Segment Start: Input data
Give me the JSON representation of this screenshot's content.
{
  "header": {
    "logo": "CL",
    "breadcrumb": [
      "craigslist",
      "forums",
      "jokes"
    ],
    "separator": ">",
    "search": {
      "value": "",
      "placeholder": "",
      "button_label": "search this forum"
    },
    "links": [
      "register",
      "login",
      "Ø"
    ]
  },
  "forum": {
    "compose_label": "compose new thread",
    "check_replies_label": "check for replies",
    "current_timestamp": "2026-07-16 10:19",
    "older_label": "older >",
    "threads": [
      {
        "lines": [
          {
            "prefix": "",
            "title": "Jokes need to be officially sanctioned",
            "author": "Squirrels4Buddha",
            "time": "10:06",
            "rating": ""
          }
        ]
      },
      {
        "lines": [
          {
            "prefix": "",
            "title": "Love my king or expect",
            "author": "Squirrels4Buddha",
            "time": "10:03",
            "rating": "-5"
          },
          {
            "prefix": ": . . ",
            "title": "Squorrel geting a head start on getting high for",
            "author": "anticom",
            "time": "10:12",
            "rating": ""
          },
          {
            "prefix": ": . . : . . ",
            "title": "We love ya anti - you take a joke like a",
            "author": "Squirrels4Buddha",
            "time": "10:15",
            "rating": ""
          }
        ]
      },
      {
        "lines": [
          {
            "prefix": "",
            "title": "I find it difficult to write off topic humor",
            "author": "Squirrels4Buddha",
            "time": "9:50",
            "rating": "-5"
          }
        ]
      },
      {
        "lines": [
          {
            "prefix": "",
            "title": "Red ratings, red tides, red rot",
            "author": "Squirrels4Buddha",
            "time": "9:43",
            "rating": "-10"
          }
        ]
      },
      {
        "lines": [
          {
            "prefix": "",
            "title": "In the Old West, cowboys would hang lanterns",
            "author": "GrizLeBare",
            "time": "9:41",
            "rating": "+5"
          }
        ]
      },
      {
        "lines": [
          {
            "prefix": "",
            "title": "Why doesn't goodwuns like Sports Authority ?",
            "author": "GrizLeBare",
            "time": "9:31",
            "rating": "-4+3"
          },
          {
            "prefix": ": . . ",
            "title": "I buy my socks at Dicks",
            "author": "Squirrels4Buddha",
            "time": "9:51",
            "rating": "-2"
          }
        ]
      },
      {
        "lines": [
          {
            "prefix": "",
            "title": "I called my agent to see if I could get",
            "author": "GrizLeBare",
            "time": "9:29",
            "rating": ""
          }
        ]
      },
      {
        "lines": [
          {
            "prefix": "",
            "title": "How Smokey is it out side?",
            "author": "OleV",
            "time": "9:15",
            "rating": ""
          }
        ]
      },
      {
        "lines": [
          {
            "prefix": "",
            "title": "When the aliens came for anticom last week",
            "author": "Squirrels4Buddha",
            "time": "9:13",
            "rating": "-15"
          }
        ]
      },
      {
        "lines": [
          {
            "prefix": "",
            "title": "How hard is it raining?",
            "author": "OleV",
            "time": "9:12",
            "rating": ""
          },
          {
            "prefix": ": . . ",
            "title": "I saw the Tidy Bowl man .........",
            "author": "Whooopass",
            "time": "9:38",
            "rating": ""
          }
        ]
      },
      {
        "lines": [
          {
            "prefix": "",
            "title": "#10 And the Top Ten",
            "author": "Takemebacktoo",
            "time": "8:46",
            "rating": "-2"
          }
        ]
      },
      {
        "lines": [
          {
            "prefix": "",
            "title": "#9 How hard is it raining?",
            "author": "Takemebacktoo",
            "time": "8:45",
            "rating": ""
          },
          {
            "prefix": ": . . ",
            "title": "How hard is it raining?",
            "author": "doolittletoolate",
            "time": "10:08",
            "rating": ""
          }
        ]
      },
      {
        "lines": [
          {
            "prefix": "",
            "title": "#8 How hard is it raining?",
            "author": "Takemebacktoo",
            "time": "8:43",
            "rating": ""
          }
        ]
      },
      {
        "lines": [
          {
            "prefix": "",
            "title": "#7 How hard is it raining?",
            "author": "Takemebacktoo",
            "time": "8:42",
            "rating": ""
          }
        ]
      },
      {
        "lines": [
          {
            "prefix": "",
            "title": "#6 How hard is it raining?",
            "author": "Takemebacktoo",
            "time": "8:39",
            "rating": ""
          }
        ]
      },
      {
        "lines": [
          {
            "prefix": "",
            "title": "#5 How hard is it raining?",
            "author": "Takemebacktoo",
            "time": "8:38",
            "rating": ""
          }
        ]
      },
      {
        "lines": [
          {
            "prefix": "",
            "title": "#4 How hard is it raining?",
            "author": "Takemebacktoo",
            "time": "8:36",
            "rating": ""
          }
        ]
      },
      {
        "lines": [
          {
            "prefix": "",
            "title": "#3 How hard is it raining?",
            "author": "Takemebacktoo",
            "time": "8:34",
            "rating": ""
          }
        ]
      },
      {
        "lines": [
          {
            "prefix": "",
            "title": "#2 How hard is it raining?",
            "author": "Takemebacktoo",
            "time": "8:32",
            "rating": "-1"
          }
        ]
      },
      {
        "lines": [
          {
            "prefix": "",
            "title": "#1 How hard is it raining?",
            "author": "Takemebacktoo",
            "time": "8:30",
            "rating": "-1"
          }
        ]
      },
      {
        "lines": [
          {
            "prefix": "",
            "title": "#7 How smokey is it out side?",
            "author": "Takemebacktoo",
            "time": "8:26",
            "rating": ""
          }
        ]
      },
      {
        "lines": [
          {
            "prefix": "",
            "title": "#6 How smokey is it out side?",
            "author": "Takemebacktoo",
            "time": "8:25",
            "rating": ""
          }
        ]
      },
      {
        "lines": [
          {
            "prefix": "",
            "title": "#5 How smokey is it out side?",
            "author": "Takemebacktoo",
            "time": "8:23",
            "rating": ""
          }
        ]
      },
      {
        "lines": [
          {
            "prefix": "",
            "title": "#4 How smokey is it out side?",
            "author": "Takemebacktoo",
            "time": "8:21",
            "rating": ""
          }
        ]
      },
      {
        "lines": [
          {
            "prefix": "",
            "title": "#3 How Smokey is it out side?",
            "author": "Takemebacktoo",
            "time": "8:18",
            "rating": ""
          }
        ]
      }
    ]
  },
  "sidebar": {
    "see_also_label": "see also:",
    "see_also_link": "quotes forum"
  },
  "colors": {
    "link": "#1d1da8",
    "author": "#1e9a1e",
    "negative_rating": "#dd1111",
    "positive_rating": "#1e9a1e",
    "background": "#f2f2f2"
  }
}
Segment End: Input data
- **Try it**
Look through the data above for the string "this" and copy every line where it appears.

- **Response area**
Give me the JSON representation of this screenshot's content.
      "button_label": "search this forum"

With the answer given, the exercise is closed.